## Goal of the exercise
Would you please return all of the entries below exactly as shown?

(Data items)

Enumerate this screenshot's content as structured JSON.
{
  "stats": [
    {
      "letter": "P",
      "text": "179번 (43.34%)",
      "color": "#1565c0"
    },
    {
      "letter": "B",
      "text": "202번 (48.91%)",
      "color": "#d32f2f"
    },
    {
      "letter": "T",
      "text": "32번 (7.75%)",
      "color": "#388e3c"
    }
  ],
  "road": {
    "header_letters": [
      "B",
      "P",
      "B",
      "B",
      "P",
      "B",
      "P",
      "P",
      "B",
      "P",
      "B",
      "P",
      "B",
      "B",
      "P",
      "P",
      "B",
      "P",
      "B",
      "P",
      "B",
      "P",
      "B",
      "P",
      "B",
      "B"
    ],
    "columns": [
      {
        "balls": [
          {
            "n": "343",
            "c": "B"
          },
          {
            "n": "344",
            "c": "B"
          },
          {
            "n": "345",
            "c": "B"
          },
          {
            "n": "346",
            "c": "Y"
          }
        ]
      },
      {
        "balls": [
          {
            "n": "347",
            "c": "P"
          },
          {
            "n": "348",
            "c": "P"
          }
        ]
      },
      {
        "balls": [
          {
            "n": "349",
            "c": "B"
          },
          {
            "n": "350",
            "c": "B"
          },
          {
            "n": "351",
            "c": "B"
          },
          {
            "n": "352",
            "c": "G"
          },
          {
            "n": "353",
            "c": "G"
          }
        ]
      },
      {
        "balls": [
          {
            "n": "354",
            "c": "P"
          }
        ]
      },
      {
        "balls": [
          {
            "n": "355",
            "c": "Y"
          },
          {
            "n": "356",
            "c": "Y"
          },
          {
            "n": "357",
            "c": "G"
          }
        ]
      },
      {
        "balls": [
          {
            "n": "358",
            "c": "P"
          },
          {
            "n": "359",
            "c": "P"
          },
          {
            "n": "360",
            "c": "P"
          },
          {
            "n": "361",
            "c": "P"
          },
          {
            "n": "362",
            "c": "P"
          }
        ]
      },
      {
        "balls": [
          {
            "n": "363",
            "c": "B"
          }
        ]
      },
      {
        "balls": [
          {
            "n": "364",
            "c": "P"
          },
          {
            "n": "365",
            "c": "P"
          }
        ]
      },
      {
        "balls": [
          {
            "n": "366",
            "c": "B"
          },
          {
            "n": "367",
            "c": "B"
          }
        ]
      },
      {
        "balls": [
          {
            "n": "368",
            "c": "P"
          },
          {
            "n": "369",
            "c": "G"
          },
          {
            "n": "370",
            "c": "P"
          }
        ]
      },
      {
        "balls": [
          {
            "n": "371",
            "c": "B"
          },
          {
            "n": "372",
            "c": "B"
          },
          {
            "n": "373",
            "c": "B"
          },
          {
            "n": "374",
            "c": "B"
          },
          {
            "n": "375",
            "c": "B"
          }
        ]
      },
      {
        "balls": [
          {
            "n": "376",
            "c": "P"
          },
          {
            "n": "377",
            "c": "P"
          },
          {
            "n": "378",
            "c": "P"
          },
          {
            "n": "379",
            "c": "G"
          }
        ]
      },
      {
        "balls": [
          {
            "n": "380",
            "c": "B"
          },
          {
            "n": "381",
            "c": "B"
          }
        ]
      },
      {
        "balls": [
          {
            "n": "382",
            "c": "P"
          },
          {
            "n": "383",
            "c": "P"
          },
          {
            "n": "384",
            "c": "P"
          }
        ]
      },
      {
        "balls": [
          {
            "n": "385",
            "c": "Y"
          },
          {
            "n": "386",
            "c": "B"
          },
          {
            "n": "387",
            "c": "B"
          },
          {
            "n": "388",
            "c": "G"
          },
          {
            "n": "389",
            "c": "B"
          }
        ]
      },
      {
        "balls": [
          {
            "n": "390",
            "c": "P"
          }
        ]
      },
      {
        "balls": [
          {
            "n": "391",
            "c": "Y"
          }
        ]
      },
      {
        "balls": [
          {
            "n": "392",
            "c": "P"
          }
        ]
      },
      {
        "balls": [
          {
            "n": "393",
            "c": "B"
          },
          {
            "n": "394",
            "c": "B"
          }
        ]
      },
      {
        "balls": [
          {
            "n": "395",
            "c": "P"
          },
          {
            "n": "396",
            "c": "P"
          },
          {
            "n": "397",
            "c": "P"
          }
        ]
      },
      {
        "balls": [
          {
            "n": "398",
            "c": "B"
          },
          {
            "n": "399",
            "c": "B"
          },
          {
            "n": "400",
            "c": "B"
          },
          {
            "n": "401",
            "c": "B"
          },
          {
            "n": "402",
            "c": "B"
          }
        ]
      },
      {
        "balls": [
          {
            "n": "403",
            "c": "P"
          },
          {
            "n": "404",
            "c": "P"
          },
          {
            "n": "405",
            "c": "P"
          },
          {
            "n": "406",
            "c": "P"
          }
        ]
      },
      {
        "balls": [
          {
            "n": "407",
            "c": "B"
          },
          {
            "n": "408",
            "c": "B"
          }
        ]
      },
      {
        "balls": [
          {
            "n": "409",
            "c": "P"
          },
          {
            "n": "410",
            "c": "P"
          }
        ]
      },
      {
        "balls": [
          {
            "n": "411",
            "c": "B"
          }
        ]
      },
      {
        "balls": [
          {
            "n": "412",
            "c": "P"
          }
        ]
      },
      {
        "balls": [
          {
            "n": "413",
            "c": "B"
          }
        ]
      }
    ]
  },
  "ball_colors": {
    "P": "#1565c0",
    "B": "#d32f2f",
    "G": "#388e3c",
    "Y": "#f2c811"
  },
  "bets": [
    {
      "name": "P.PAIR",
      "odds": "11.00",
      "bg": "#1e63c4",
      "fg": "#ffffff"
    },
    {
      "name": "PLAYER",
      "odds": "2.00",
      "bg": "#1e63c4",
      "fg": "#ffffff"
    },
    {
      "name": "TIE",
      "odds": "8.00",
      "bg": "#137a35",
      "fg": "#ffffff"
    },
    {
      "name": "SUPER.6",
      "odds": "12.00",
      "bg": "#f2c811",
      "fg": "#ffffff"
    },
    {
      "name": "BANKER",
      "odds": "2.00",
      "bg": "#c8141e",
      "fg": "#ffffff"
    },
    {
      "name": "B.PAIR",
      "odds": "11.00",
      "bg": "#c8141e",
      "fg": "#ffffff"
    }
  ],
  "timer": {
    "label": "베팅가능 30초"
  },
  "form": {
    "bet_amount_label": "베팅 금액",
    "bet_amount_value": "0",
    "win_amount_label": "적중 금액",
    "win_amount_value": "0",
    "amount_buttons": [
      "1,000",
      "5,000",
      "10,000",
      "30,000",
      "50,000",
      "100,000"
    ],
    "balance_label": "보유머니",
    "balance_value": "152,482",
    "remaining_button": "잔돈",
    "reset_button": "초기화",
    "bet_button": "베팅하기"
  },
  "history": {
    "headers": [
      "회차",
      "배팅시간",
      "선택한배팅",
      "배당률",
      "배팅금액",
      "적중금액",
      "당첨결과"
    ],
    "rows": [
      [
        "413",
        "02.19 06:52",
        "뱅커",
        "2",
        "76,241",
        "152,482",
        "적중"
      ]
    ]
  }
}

## Exercise output
Enumerate this screenshot's content as structured JSON.
{
  "stats": [
    {
      "letter": "P",
      "text": "179번 (43.34%)",
      "color": "#1565c0"
    },
    {
      "letter": "B",
      "text": "202번 (48.91%)",
      "color": "#d32f2f"
    },
    {
      "letter": "T",
      "text": "32번 (7.75%)",
      "color": "#388e3c"
    }
  ],
  "road": {
    "header_letters": [
      "B",
      "P",
      "B",
      "B",
      "P",
      "B",
      "P",
      "P",
      "B",
      "P",
      "B",
      "P",
      "B",
      "B",
      "P",
      "P",
      "B",
      "P",
      "B",
      "P",
      "B",
      "P",
      "B",
      "P",
      "B",
      "B"
    ],
    "columns": [
      {
        "balls": [
          {
            "n": "343",
            "c": "B"
          },
          {
            "n": "344",
            "c": "B"
          },
          {
            "n": "345",
            "c": "B"
          },
          {
            "n": "346",
            "c": "Y"
          }
        ]
      },
      {
        "balls": [
          {
            "n": "347",
            "c": "P"
          },
          {
            "n": "348",
            "c": "P"
          }
        ]
      },
      {
        "balls": [
          {
            "n": "349",
            "c": "B"
          },
          {
            "n": "350",
            "c": "B"
          },
          {
            "n": "351",
            "c": "B"
          },
          {
            "n": "352",
            "c": "G"
          },
          {
            "n": "353",
            "c": "G"
          }
        ]
      },
      {
        "balls": [
          {
            "n": "354",
            "c": "P"
          }
        ]
      },
      {
        "balls": [
          {
            "n": "355",
            "c": "Y"
          },
          {
            "n": "356",
            "c": "Y"
          },
          {
            "n": "357",
            "c": "G"
          }
        ]
      },
      {
        "balls": [
          {
            "n": "358",
            "c": "P"
          },
          {
            "n": "359",
            "c": "P"
          },
          {
            "n": "360",
            "c": "P"
          },
          {
            "n": "361",
            "c": "P"
          },
          {
            "n": "362",
            "c": "P"
          }
        ]
      },
      {
        "balls": [
          {
            "n": "363",
            "c": "B"
          }
        ]
      },
      {
        "balls": [
          {
            "n": "364",
            "c": "P"
          },
          {
            "n": "365",
            "c": "P"
          }
        ]
      },
      {
        "balls": [
          {
            "n": "366",
            "c": "B"
          },
          {
            "n": "367",
            "c": "B"
          }
        ]
      },
      {
        "balls": [
          {
            "n": "368",
            "c": "P"
          },
          {
            "n": "369",
            "c": "G"
          },
          {
            "n": "370",
            "c": "P"
          }
        ]
      },
      {
        "balls": [
          {
            "n": "371",
            "c": "B"
          },
          {
            "n": "372",
            "c": "B"
          },
          {
            "n": "373",
            "c": "B"
          },
          {
            "n": "374",
            "c": "B"
          },
          {
            "n": "375",
            "c": "B"
          }
        ]
      },
      {
        "balls": [
          {
            "n": "376",
            "c": "P"
          },
          {
            "n": "377",
            "c": "P"
          },
          {
            "n": "378",
            "c": "P"
          },
          {
            "n": "379",
            "c": "G"
          }
        ]
      },
      {
        "balls": [
          {
            "n": "380",
            "c": "B"
          },
          {
            "n": "381",
            "c": "B"
          }
        ]
      },
      {
        "balls": [
          {
            "n": "382",
            "c": "P"
          },
          {
            "n": "383",
            "c": "P"
          },
          {
            "n": "384",
            "c": "P"
          }
        ]
      },
      {
        "balls": [
          {
            "n": "385",
            "c": "Y"
          },
          {
            "n": "386",
            "c": "B"
          },
          {
            "n": "387",
            "c": "B"
          },
          {
            "n": "388",
            "c": "G"
          },
          {
            "n": "389",
            "c": "B"
          }
        ]
      },
      {
        "balls": [
          {
            "n": "390",
            "c": "P"
          }
        ]
      },
      {
        "balls": [
          {
            "n": "391",
            "c": "Y"
          }
        ]
      },
      {
        "balls": [
          {
            "n": "392",
            "c": "P"
          }
        ]
      },
      {
        "balls": [
          {
            "n": "393",
            "c": "B"
          },
          {
            "n": "394",
            "c": "B"
          }
        ]
      },
      {
        "balls": [
          {
            "n": "395",
            "c": "P"
          },
          {
            "n": "396",
            "c": "P"
          },
          {
            "n": "397",
            "c": "P"
          }
        ]
      },
      {
        "balls": [
          {
            "n": "398",
            "c": "B"
          },
          {
            "n": "399",
            "c": "B"
          },
          {
            "n": "400",
            "c": "B"
          },
          {
            "n": "401",
            "c": "B"
          },
          {
            "n": "402",
            "c": "B"
          }
        ]
      },
      {
        "balls": [
          {
            "n": "403",
            "c": "P"
          },
          {
            "n": "404",
            "c": "P"
          },
          {
            "n": "405",
            "c": "P"
          },
          {
            "n": "406",
            "c": "P"
          }
        ]
      },
      {
        "balls": [
          {
            "n": "407",
            "c": "B"
          },
          {
            "n": "408",
            "c": "B"
          }
        ]
      },
      {
        "balls": [
          {
            "n": "409",
            "c": "P"
          },
          {
            "n": "410",
            "c": "P"
          }
        ]
      },
      {
        "balls": [
          {
            "n": "411",
            "c": "B"
          }
        ]
      },
      {
        "balls": [
          {
            "n": "412",
            "c": "P"
          }
        ]
      },
      {
        "balls": [
          {
            "n": "413",
            "c": "B"
          }
        ]
      }
    ]
  },
  "ball_colors": {
    "P": "#1565c0",
    "B": "#d32f2f",
    "G": "#388e3c",
    "Y": "#f2c811"
  },
  "bets": [
    {
      "name": "P.PAIR",
      "odds": "11.00",
      "bg": "#1e63c4",
      "fg": "#ffffff"
    },
    {
      "name": "PLAYER",
      "odds": "2.00",
      "bg": "#1e63c4",
      "fg": "#ffffff"
    },
    {
      "name": "TIE",
      "odds": "8.00",
      "bg": "#137a35",
      "fg": "#ffffff"
    },
    {
      "name": "SUPER.6",
      "odds": "12.00",
      "bg": "#f2c811",
      "fg": "#ffffff"
    },
    {
      "name": "BANKER",
      "odds": "2.00",
      "bg": "#c8141e",
      "fg": "#ffffff"
    },
    {
      "name": "B.PAIR",
      "odds": "11.00",
      "bg": "#c8141e",
      "fg": "#ffffff"
    }
  ],
  "timer": {
    "label": "베팅가능 30초"
  },
  "form": {
    "bet_amount_label": "베팅 금액",
    "bet_amount_value": "0",
    "win_amount_label": "적중 금액",
    "win_amount_value": "0",
    "amount_buttons": [
      "1,000",
      "5,000",
      "10,000",
      "30,000",
      "50,000",
      "100,000"
    ],
    "balance_label": "보유머니",
    "balance_value": "152,482",
    "remaining_button": "잔돈",
    "reset_button": "초기화",
    "bet_button": "베팅하기"
  },
  "history": {
    "headers": [
      "회차",
      "배팅시간",
      "선택한배팅",
      "배당률",
      "배팅금액",
      "적중금액",
      "당첨결과"
    ],
    "rows": [
      [
        "413",
        "02.19 06:52",
        "뱅커",
        "2",
        "76,241",
        "152,482",
        "적중"
      ]
    ]
  }
}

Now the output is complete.